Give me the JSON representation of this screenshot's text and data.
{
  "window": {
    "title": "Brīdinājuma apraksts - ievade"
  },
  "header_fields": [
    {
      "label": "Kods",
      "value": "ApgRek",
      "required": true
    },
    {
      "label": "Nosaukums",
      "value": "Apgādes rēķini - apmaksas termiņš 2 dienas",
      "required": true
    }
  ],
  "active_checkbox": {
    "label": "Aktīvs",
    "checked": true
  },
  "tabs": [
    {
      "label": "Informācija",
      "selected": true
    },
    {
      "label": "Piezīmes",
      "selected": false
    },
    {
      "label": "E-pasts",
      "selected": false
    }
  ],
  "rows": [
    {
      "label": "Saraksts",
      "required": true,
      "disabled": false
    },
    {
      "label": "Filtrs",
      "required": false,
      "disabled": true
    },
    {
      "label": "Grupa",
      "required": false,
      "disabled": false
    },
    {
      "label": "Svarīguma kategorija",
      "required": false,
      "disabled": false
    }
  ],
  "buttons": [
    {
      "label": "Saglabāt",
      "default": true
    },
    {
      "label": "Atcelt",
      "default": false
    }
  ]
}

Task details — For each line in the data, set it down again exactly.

Reply —
Give me the JSON representation of this screenshot's text and data.
{
  "window": {
    "title": "Brīdinājuma apraksts - ievade"
  },
  "header_fields": [
    {
      "label": "Kods",
      "value": "ApgRek",
      "required": true
    },
    {
      "label": "Nosaukums",
      "value": "Apgādes rēķini - apmaksas termiņš 2 dienas",
      "required": true
    }
  ],
  "active_checkbox": {
    "label": "Aktīvs",
    "checked": true
  },
  "tabs": [
    {
      "label": "Informācija",
      "selected": true
    },
    {
      "label": "Piezīmes",
      "selected": false
    },
    {
      "label": "E-pasts",
      "selected": false
    }
  ],
  "rows": [
    {
      "label": "Saraksts",
      "required": true,
      "disabled": false
    },
    {
      "label": "Filtrs",
      "required": false,
      "disabled": true
    },
    {
      "label": "Grupa",
      "required": false,
      "disabled": false
    },
    {
      "label": "Svarīguma kategorija",
      "required": false,
      "disabled": false
    }
  ],
  "buttons": [
    {
      "label": "Saglabāt",
      "default": true
    },
    {
      "label": "Atcelt",
      "default": false
    }
  ]
}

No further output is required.